Summer Camp FAQs
Questions About the Application Process
To fully complete the application, you will need a physical (within the last 12 months; on our form), immunization records, and a notarized transportation release form (available to download).
Yes, applications that are incomplete will not be accepted. All pages must be completed and signed in the appropriate places, by the appropriate people.
If your child does not want to go to camp, please reconsider completing this application and sending your child to camp! There are plenty of children who want to attend and we want them to have this opportunity.
On the page where it asks questions about the child, please be honest. We want to know as much as we can about the child to determine if they would be successful at camp and if we are equipped to help their time be fun and engaging.
Please try to get the physical filled out on our form. Talk to your doctor’s office/health department and see if they can transfer the information to our form from the child’s most recent physical. As long as the physical was completed within a year from the start of the camp session, it will be accepted.
Please mail the completed paper copy application to one of our three residential summer camps. Online applications are submitted digitally upon “checkout”.
Questions About Camp
Caruth Camp is located at 14770 SE Highway 19 in Inglis, Florida, which is about 20 minutes north of Crystal River, in Levy County. Youth Camp is located at 1170 Youth Camp Lane in Pierson, Florida, which is about 30 minutes west of Ormond Beach, in Volusia County. Camp Sorensen is located at 1017 Retreat Acres Rd in Hilliard, Florida, which is about 40 minutes northwest of Jacksonville in Nassau County.

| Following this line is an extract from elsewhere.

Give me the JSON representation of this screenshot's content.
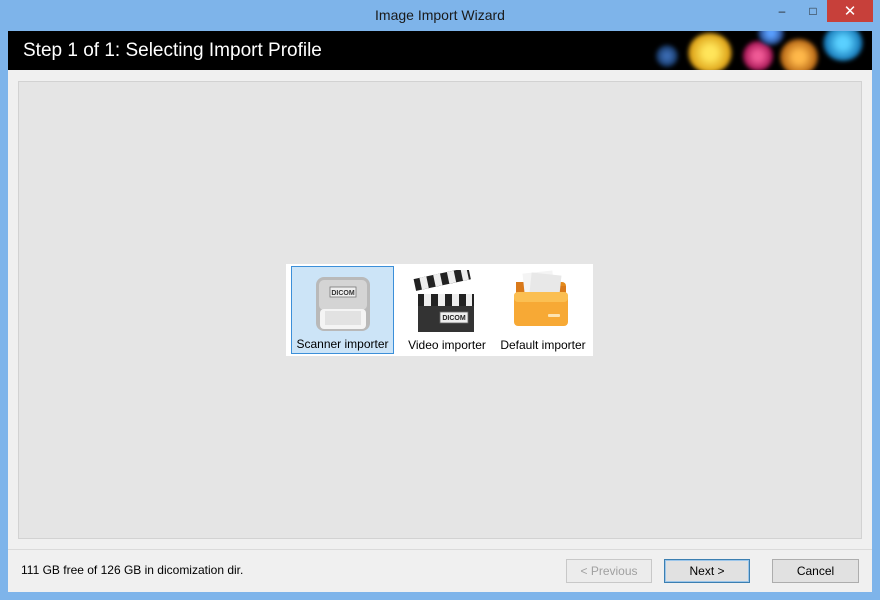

When your child is accepted to attend camp, you will receive information about transportation options. If you live locally, you may need to provide your own transportation to and from camp.

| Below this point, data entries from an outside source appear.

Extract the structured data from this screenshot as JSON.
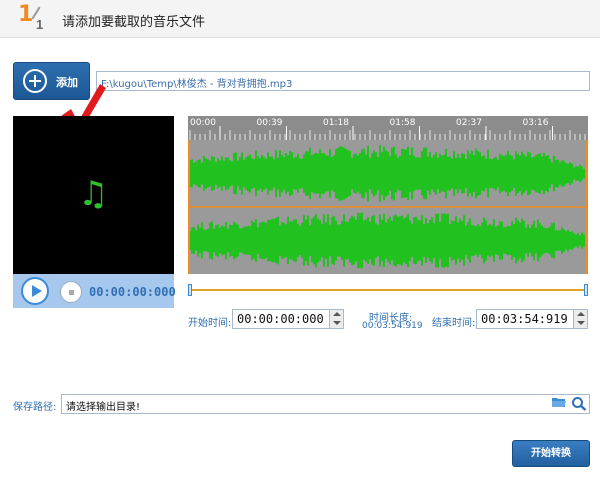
{
  "header": {
    "step_current": "1",
    "step_total": "1",
    "title": "请添加要截取的音乐文件"
  },
  "add_button": {
    "label": "添加"
  },
  "file_path": "F:\\kugou\\Temp\\林俊杰 - 背对背拥抱.mp3",
  "player": {
    "time": "00:00:00:000",
    "icon": "music-note-icon"
  },
  "ruler_labels": [
    "00:00",
    "00:39",
    "01:18",
    "01:58",
    "02:37",
    "03:16"
  ],
  "trim": {
    "start_label": "开始时间:",
    "start_value": "00:00:00:000",
    "duration_label": "时间长度:",
    "duration_value": "00:03:54:919",
    "end_label": "结束时间:",
    "end_value": "00:03:54:919"
  },
  "save": {
    "label": "保存路径:",
    "placeholder": "请选择输出目录!"
  },
  "convert_button": {
    "label": "开始转换"
  },
  "colors": {
    "accent": "#f08a24",
    "wave": "#21c21f",
    "blue": "#2f6fb3"
  }
}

Campers sleep in cabins with 11 other children of the same gender and similar age. There are also two or three staff members (group leaders) who stay in the cabin with the campers. Campers are responsible for the cleaning and upkeep of their cabins and other camp common areas throughout the camp experience.

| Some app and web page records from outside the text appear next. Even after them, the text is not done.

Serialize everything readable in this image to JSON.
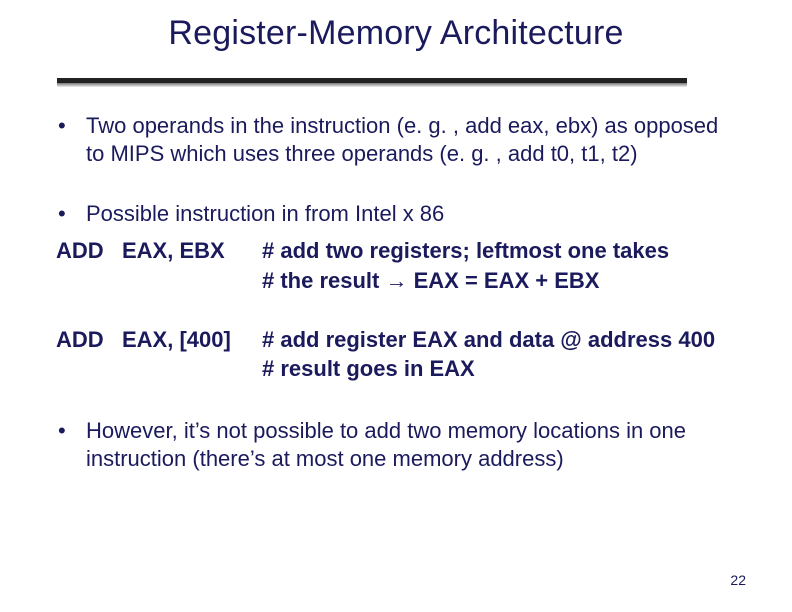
{
  "title": "Register-Memory Architecture",
  "bullets": {
    "b1": "Two operands in the instruction (e. g. , add eax, ebx) as opposed to MIPS which uses three operands (e. g. , add t0, t1, t2)",
    "b2": "Possible instruction in from Intel x 86",
    "b3": "However, it’s not possible to add two memory locations in one instruction (there’s at most one memory address)"
  },
  "code": {
    "row1_left": "ADD   EAX, EBX",
    "row1_right_line1": "# add two registers; leftmost one takes",
    "row1_right_line2_pre": "# the result ",
    "row1_right_line2_post": " EAX = EAX + EBX",
    "row2_left": "ADD   EAX, [400]",
    "row2_right_line1": "# add register EAX and data @ address 400",
    "row2_right_line2": "# result goes in EAX"
  },
  "icons": {
    "arrow": "→"
  },
  "page_number": "22"
}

Each meal has kid friendly options and is approved by a dietitian. There are many options including: cereal bar, salad bar and peanut butter and jelly.
Homesickness is our camp nurse’s specialty. We will try convincing the camper to stay, but if they are truly homesick, then we will call the parents to have them pick up the camper. Please make sure that your camper is ready to commit to coming to camp for the whole session.
Unfortunately, no. With over 70 campers on campus at a time and the amount of activities we have planned for a day, there simply is not time for everyone to call home. HOWEVER, IF A PARENT NEEDS TO CONTACT THEIR CHILD AT CAMP, PLEASE CALL THE CAMP OFFICE.
Once the application is received and reviewed for eligibility, a letter of acceptance/denial/waiting list will be sent as soon as possible.
Questions About Staff and Other Campers
The staff is recruited from all over the United States. They are typically college age and are working toward a degree in a field working with youth. They are energetic, compassionate about working with youth, and lots of fun! All of our camp staff receive training in CPR, First Aid, Trauma Informed Care, and other important child-care topics.
Living in a cabin with 11 other campers, your child is likely to make new friends. There are other campers with similar interests who are just as nervous as your child about meeting new friends.
Each week 36 boys and 36 girls, ages 10-15, come to camp. There are both female and male staff members and of course, our Deputy Sheriffs.